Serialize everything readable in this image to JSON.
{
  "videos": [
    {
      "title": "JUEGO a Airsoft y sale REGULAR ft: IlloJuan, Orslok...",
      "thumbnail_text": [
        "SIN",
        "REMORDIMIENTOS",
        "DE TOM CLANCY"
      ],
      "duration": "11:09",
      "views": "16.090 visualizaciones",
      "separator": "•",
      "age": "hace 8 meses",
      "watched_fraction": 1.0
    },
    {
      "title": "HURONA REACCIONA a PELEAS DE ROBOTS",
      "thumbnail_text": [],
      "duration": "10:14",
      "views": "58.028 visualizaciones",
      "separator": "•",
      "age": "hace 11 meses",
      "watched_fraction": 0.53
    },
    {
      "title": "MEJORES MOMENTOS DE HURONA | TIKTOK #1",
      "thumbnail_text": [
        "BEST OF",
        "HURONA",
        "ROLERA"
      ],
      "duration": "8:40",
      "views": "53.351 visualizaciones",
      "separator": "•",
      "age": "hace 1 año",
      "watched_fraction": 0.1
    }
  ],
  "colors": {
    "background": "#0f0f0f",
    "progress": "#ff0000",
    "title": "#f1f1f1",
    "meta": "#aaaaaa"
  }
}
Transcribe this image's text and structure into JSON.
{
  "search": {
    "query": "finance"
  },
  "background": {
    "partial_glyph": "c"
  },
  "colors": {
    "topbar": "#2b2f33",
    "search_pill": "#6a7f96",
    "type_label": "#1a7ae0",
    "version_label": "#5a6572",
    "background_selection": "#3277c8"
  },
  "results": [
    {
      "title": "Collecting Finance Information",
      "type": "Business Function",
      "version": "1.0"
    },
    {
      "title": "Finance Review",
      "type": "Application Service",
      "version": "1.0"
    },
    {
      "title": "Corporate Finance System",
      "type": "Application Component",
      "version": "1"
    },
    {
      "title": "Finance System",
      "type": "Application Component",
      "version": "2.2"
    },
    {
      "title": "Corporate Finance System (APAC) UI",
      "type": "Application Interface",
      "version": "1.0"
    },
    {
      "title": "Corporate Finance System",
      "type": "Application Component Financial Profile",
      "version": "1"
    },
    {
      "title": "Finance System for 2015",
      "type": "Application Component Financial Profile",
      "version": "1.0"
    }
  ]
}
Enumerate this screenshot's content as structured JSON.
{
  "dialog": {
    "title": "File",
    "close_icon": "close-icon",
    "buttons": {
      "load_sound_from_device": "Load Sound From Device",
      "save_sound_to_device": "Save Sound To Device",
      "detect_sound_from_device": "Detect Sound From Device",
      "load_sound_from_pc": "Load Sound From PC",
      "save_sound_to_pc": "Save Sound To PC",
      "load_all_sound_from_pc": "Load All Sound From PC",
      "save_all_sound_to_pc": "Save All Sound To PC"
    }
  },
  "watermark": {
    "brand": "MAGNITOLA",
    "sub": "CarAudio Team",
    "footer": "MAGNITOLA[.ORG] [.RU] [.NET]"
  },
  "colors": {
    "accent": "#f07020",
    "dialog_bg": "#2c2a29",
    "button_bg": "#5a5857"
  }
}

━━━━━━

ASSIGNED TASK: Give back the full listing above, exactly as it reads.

SOLUTION TO THIS EXERCISE:
Serialize everything readable in this image to JSON.
{
  "videos": [
    {
      "title": "JUEGO a Airsoft y sale REGULAR ft: IlloJuan, Orslok...",
      "thumbnail_text": [
        "SIN",
        "REMORDIMIENTOS",
        "DE TOM CLANCY"
      ],
      "duration": "11:09",
      "views": "16.090 visualizaciones",
      "separator": "•",
      "age": "hace 8 meses",
      "watched_fraction": 1.0
    },
    {
      "title": "HURONA REACCIONA a PELEAS DE ROBOTS",
      "thumbnail_text": [],
      "duration": "10:14",
      "views": "58.028 visualizaciones",
      "separator": "•",
      "age": "hace 11 meses",
      "watched_fraction": 0.53
    },
    {
      "title": "MEJORES MOMENTOS DE HURONA | TIKTOK #1",
      "thumbnail_text": [
        "BEST OF",
        "HURONA",
        "ROLERA"
      ],
      "duration": "8:40",
      "views": "53.351 visualizaciones",
      "separator": "•",
      "age": "hace 1 año",
      "watched_fraction": 0.1
    }
  ],
  "colors": {
    "background": "#0f0f0f",
    "progress": "#ff0000",
    "title": "#f1f1f1",
    "meta": "#aaaaaa"
  }
}
Transcribe this image's text and structure into JSON.
{
  "search": {
    "query": "finance"
  },
  "background": {
    "partial_glyph": "c"
  },
  "colors": {
    "topbar": "#2b2f33",
    "search_pill": "#6a7f96",
    "type_label": "#1a7ae0",
    "version_label": "#5a6572",
    "background_selection": "#3277c8"
  },
  "results": [
    {
      "title": "Collecting Finance Information",
      "type": "Business Function",
      "version": "1.0"
    },
    {
      "title": "Finance Review",
      "type": "Application Service",
      "version": "1.0"
    },
    {
      "title": "Corporate Finance System",
      "type": "Application Component",
      "version": "1"
    },
    {
      "title": "Finance System",
      "type": "Application Component",
      "version": "2.2"
    },
    {
      "title": "Corporate Finance System (APAC) UI",
      "type": "Application Interface",
      "version": "1.0"
    },
    {
      "title": "Corporate Finance System",
      "type": "Application Component Financial Profile",
      "version": "1"
    },
    {
      "title": "Finance System for 2015",
      "type": "Application Component Financial Profile",
      "version": "1.0"
    }
  ]
}
Enumerate this screenshot's content as structured JSON.
{
  "dialog": {
    "title": "File",
    "close_icon": "close-icon",
    "buttons": {
      "load_sound_from_device": "Load Sound From Device",
      "save_sound_to_device": "Save Sound To Device",
      "detect_sound_from_device": "Detect Sound From Device",
      "load_sound_from_pc": "Load Sound From PC",
      "save_sound_to_pc": "Save Sound To PC",
      "load_all_sound_from_pc": "Load All Sound From PC",
      "save_all_sound_to_pc": "Save All Sound To PC"
    }
  },
  "watermark": {
    "brand": "MAGNITOLA",
    "sub": "CarAudio Team",
    "footer": "MAGNITOLA[.ORG] [.RU] [.NET]"
  },
  "colors": {
    "accent": "#f07020",
    "dialog_bg": "#2c2a29",
    "button_bg": "#5a5857"
  }
}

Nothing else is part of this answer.